Eagles Landing MS Player Overcomes Disability to Become Internet Sensation
For Jamarion Styles, it was just another basketball game. With a few seconds left on the clock, he nailed two back-to-back three pointers; one a buzzer beater that brought the crowd at Eagles Landing Middle School to their feet.
“I knew it was going in,” Jamarion explains. “I told my coach that I had just changed up my shot a little.”
Video of the baskets and the crowd’s reaction was posted online by his friend and classmate Spencer Vogel. “I wanted people to see how special he is,” Vogel says.
The next thing the boys knew, ESPN was calling. By the next day the game video had made SportsCenter – any athlete’s dream – and was going viral. The Miami Heat has reached out to highlight him during an upcoming game, and his phone hasn’t stopped ringing with request for interviews, including from producers for “Ellen”and CBS News.
So what makes an 8th grader who is playing basketball for his middle school an Internet sensation?
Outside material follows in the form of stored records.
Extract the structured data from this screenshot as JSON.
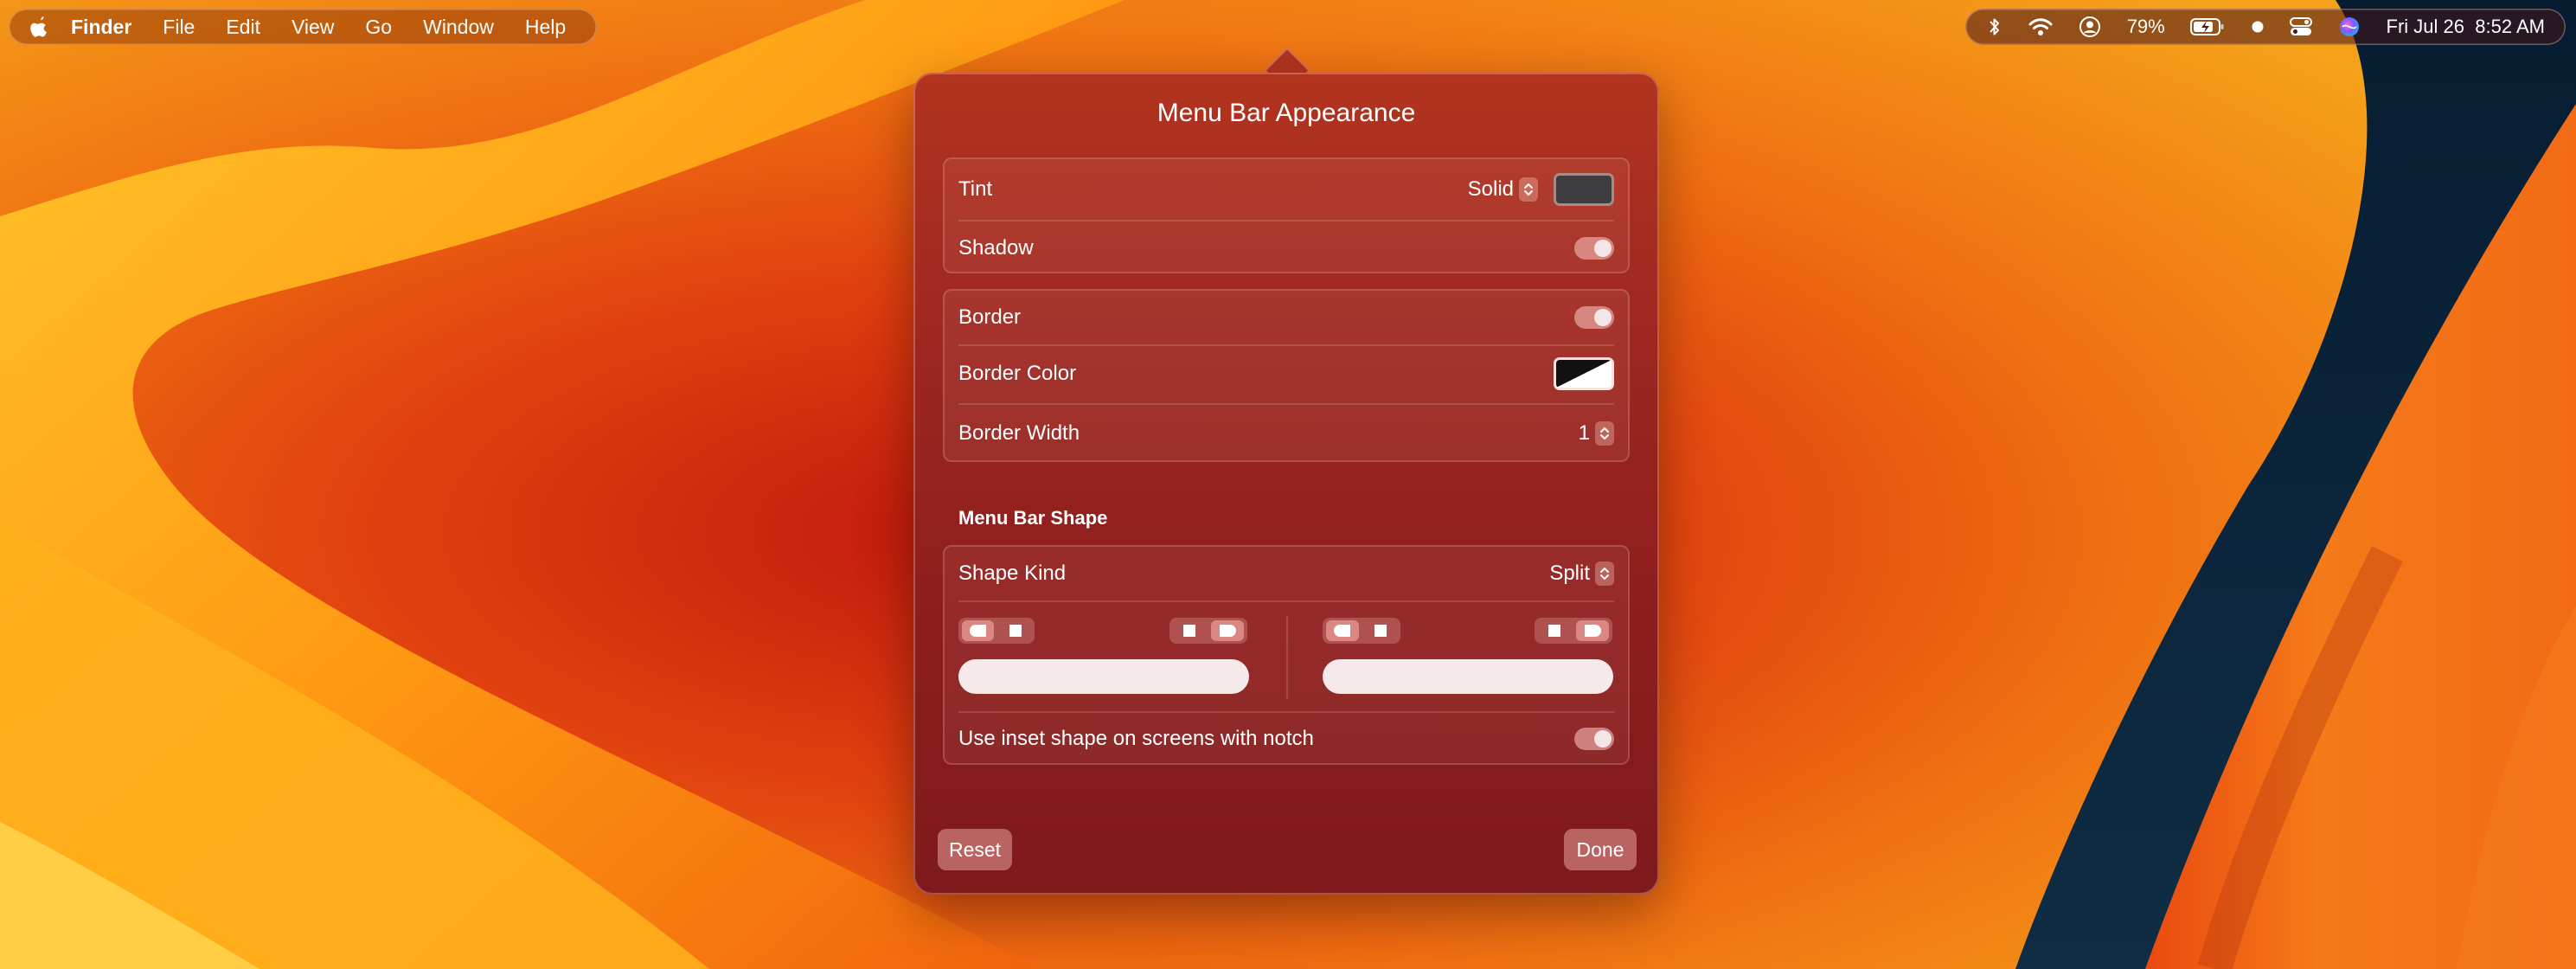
{
  "menubar": {
    "app_name": "Finder",
    "menus": [
      "File",
      "Edit",
      "View",
      "Go",
      "Window",
      "Help"
    ],
    "status": {
      "battery_percent": "79%",
      "clock": "Fri Jul 26  8:52 AM"
    }
  },
  "dialog": {
    "title": "Menu Bar Appearance",
    "tint": {
      "label": "Tint",
      "value": "Solid",
      "color": "#3d3d3f"
    },
    "shadow": {
      "label": "Shadow",
      "enabled": true
    },
    "border": {
      "label": "Border",
      "enabled": true
    },
    "border_color": {
      "label": "Border Color"
    },
    "border_width": {
      "label": "Border Width",
      "value": "1"
    },
    "shape_section": {
      "heading": "Menu Bar Shape",
      "shape_kind": {
        "label": "Shape Kind",
        "value": "Split"
      },
      "notch": {
        "label": "Use inset shape on screens with notch",
        "enabled": true
      }
    },
    "buttons": {
      "reset": "Reset",
      "done": "Done"
    }
  },
  "colors": {
    "accent_toggle": "#e6a8a8",
    "popover_bg": "#9c2620"
  }
}
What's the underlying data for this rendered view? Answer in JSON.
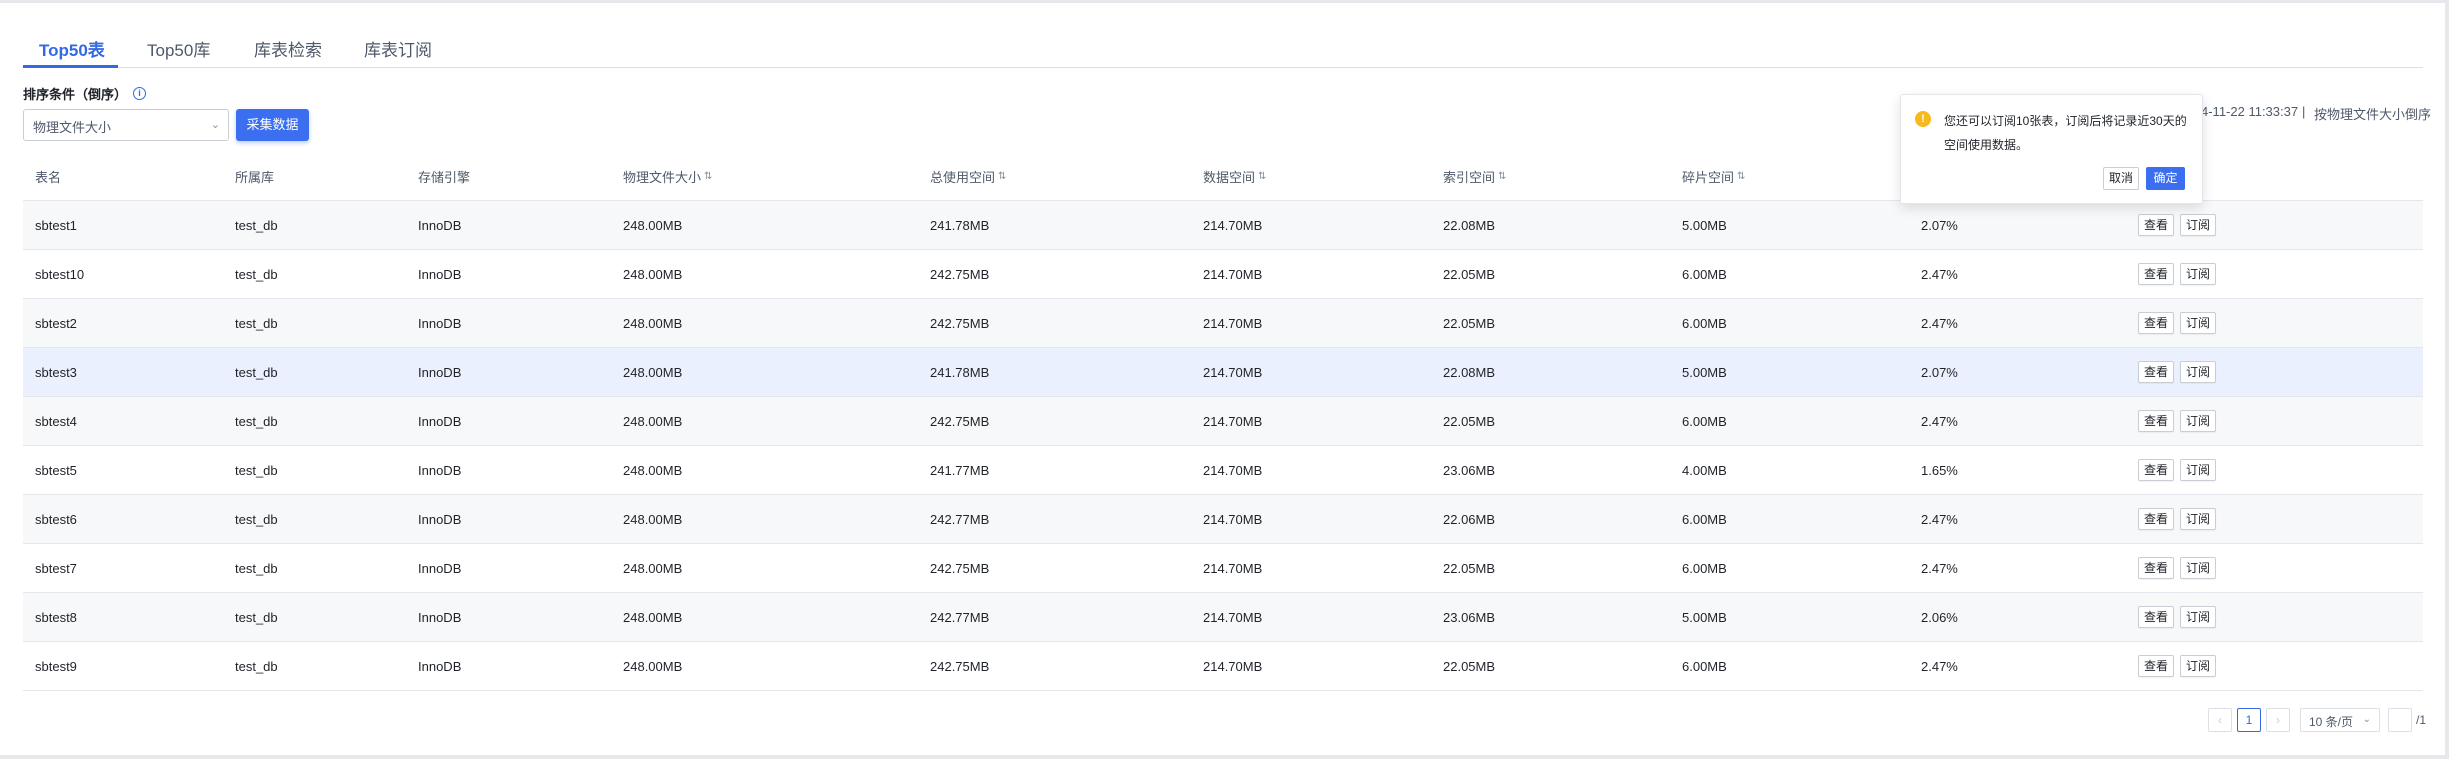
{
  "tabs": [
    "Top50表",
    "Top50库",
    "库表检索",
    "库表订阅"
  ],
  "sort": {
    "label": "排序条件（倒序）",
    "selected": "物理文件大小",
    "collect_button": "采集数据"
  },
  "meta": {
    "time_partial": "4-11-22 11:33:37",
    "separator": "|",
    "order_note": "按物理文件大小倒序"
  },
  "columns": [
    "表名",
    "所属库",
    "存储引擎",
    "物理文件大小",
    "总使用空间",
    "数据空间",
    "索引空间",
    "碎片空间",
    "",
    ""
  ],
  "sortable_columns": [
    3,
    4,
    5,
    6,
    7
  ],
  "rows": [
    [
      "sbtest1",
      "test_db",
      "InnoDB",
      "248.00MB",
      "241.78MB",
      "214.70MB",
      "22.08MB",
      "5.00MB",
      "2.07%"
    ],
    [
      "sbtest10",
      "test_db",
      "InnoDB",
      "248.00MB",
      "242.75MB",
      "214.70MB",
      "22.05MB",
      "6.00MB",
      "2.47%"
    ],
    [
      "sbtest2",
      "test_db",
      "InnoDB",
      "248.00MB",
      "242.75MB",
      "214.70MB",
      "22.05MB",
      "6.00MB",
      "2.47%"
    ],
    [
      "sbtest3",
      "test_db",
      "InnoDB",
      "248.00MB",
      "241.78MB",
      "214.70MB",
      "22.08MB",
      "5.00MB",
      "2.07%"
    ],
    [
      "sbtest4",
      "test_db",
      "InnoDB",
      "248.00MB",
      "242.75MB",
      "214.70MB",
      "22.05MB",
      "6.00MB",
      "2.47%"
    ],
    [
      "sbtest5",
      "test_db",
      "InnoDB",
      "248.00MB",
      "241.77MB",
      "214.70MB",
      "23.06MB",
      "4.00MB",
      "1.65%"
    ],
    [
      "sbtest6",
      "test_db",
      "InnoDB",
      "248.00MB",
      "242.77MB",
      "214.70MB",
      "22.06MB",
      "6.00MB",
      "2.47%"
    ],
    [
      "sbtest7",
      "test_db",
      "InnoDB",
      "248.00MB",
      "242.75MB",
      "214.70MB",
      "22.05MB",
      "6.00MB",
      "2.47%"
    ],
    [
      "sbtest8",
      "test_db",
      "InnoDB",
      "248.00MB",
      "242.77MB",
      "214.70MB",
      "23.06MB",
      "5.00MB",
      "2.06%"
    ],
    [
      "sbtest9",
      "test_db",
      "InnoDB",
      "248.00MB",
      "242.75MB",
      "214.70MB",
      "22.05MB",
      "6.00MB",
      "2.47%"
    ]
  ],
  "row_actions": [
    "查看",
    "订阅"
  ],
  "popconfirm": {
    "message": "您还可以订阅10张表，订阅后将记录近30天的空间使用数据。",
    "cancel": "取消",
    "ok": "确定"
  },
  "pagination": {
    "prev": "‹",
    "current": "1",
    "next": "›",
    "page_size": "10 条/页",
    "total": "/1"
  },
  "colors": {
    "primary": "#3369e5",
    "warning": "#f7ba1e",
    "row_highlight": "#eaf0fd"
  }
}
Jamarion has no arms.
Due to in infection at eight months old, Jamarion lost his arms and has had to adapt to the life with challenges that he doesn’t let phase him. “I didn’t think it was a big deal,” Jamarion says.
Having transferred to Eagles Landing as an eighth grader, Jamarion met the basketball coach on the first day and told him to expect him at tryouts.
“Every day, he’d say I’m going to play for the team,” says Darian Williams, the basketball coach. “That showed me that he has true passion for the game.”
Jamarion made the team, playing in every game of the season, and his fellow players embraced him as a teammate, not because he has overcome adversity, but because he’s got skills.
“I used to go to the park to play pick-up games, and no one would pick me up,” he says. “So I would walk back to my house and pick up a ball to play alone. Eventually the other players would drive by my house and could see that I could play and they started to pick me up.”
Jamarion has prosthetic arms that were 3D printed for him, even special ones to play the drums- something he does almost as much as he hits the court. But he finds that he rarely wears them. “They restrict me too much,” he says. And Jamarion won’t let anything hold him back.
Jamarion’s true passion is football, where he plays running back, no less. He hopes that as he moves to high school, he will be able to join the football team and see where it takes him. He doesn’t let what others perceive as a disability get in the way of his aspiration to someday play for the NBA or NFL.
“Don’t listen to what others tell you,” he says. “And do what you gotta do.”